Keep the chestnuts in the syrup until ready to use. They will keep for about a week in the refrigerator.

Castagnaccio (Chestnut Cake from the Garfagnana)

Adapted from Mario Batali, Molto Mario.

2 c chestnut flour

2 T sugar

¼ c pine nuts (or walnuts)

½ c + 1½ c milk, very cold

2 T extra virgin olive oil

zest from 1 small orange

2 T chopped fresh rosemary leaves

Preheat the oven to 375º F.

In a large mixing bowl, place the flour, sugar and nuts. Add ½ cup milk and slowly add the rest of the milk, stirring constantly to avoid forming lumps in the batter.

Grease the cake pan with 1 tablespoon of the oil and pour in the batter. Drizzle the top of the batter with the remaining olive oil and distribute the rosemary evenly over the top. Bake for 45 minutes, or until a toothpick pierced in the center comes out clean.

Pieno Natale (Lunigiana Christmas Cake)

An old recipe from Benedictine nuns.

1½ lbs cooked chestnuts
2¼ lbs apples
2 lbs bread (about two large loaves) dipped in milk and squeezed dry (Use the life-saver shaped loaf or similar from the Italian Centre Bakery as you need a bread that won’t become a paste when soaked.)
¾ lbs dried figs
½ lbs pitted prunes
½ lbs walnut meats
1 c sugar
¼ lbs shelled hazelnuts
¼ lbs raisins
½ c unsalted butter
generous pinch of anise seeds
zest of 1 lemon and 1 orange.

warm spices to taste (cinnamon, cloves, nutmeg)

salt to taste

Preheat oven to 300ºF

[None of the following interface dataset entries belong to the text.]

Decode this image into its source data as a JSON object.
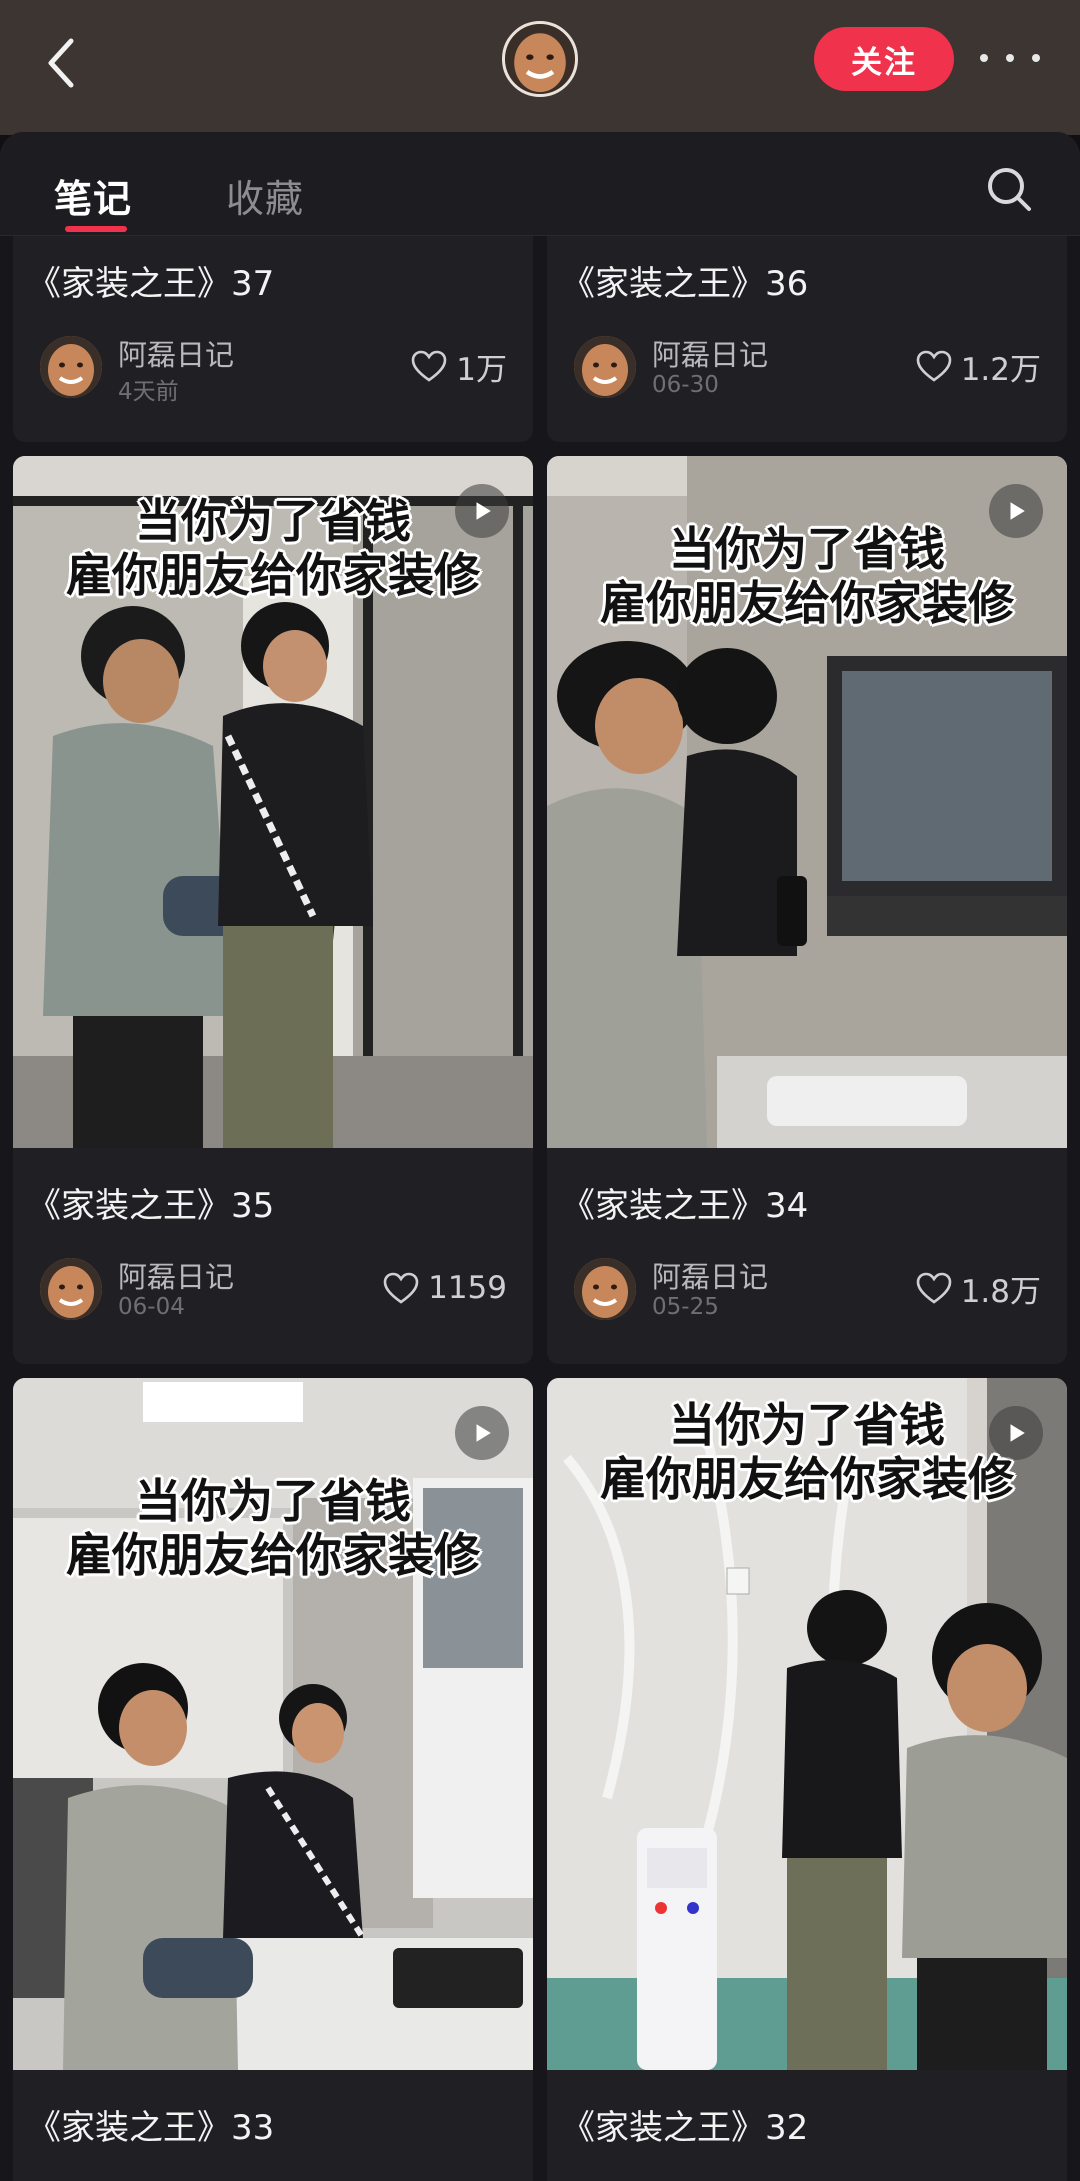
{
  "header": {
    "back_icon": "chevron-left-icon",
    "follow_label": "关注",
    "more_icon": "more-dots-icon",
    "accent_color": "#f1324c"
  },
  "tabs": [
    {
      "label": "笔记",
      "active": true
    },
    {
      "label": "收藏",
      "active": false
    }
  ],
  "search_icon": "search-icon",
  "notes": [
    {
      "title": "《家装之王》37",
      "author": "阿磊日记",
      "date": "4天前",
      "likes": "1万",
      "has_cover": false
    },
    {
      "title": "《家装之王》36",
      "author": "阿磊日记",
      "date": "06-30",
      "likes": "1.2万",
      "has_cover": false
    },
    {
      "title": "《家装之王》35",
      "author": "阿磊日记",
      "date": "06-04",
      "likes": "1159",
      "has_cover": true,
      "cover_caption": [
        "当你为了省钱",
        "雇你朋友给你家装修"
      ],
      "is_video": true
    },
    {
      "title": "《家装之王》34",
      "author": "阿磊日记",
      "date": "05-25",
      "likes": "1.8万",
      "has_cover": true,
      "cover_caption": [
        "当你为了省钱",
        "雇你朋友给你家装修"
      ],
      "is_video": true
    },
    {
      "title": "《家装之王》33",
      "author": "",
      "date": "",
      "likes": "",
      "has_cover": true,
      "cover_caption": [
        "当你为了省钱",
        "雇你朋友给你家装修"
      ],
      "is_video": true
    },
    {
      "title": "《家装之王》32",
      "author": "",
      "date": "",
      "likes": "",
      "has_cover": true,
      "cover_caption": [
        "当你为了省钱",
        "雇你朋友给你家装修"
      ],
      "is_video": true
    }
  ]
}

Simmer apples, figs and prunes separately in small amounts of water until they begin to fall apart. Mince the nutmeats and put them in a large bowl, then carefully mix in the remaining ingredients. Transfer the mixture to an 8×8 baking tin and cook until the water is evaporated and it reaches the consistency of a firm polenta, about 45 minutes. If the cake starts to brown cover with foil. Serve warm or cold with a glass of Vin Santo.